The city-state’s new law explicitly bars public authorities, including police, from discriminating based on skin color, gender and other factors. Lawmakers say the new rules help to address systemic racism in Germany.
Berlin became the first German state to pass its own anti-discrimination law on Thursday, with a majority of state lawmakers approving the law.
The law explicitly bars public authorities — including police and public schools — from discriminating based on background, skin color, gender, religion, physical or mental disability, worldview, age and sexual identity.
People can also not be discriminated against based on a lack of German language skills, a chronic illness, or on their income, education or occupation.
Under the law, victims are entitled to damages and compensation. Public authorities also have the opportunity to dispute claims of discrimination.

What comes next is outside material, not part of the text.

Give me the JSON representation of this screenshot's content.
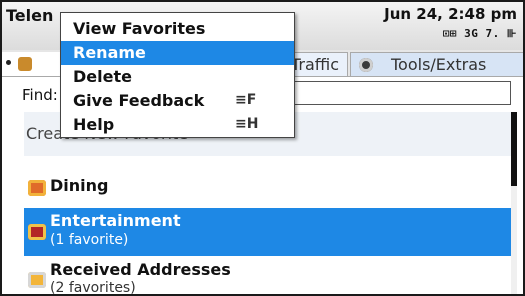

Although the law has been in the works for weeks, it’s taken on a new dimension in light of the anti-police brutality and anti-racism protests that have erupted in the United States and spread around the world — including Berlin.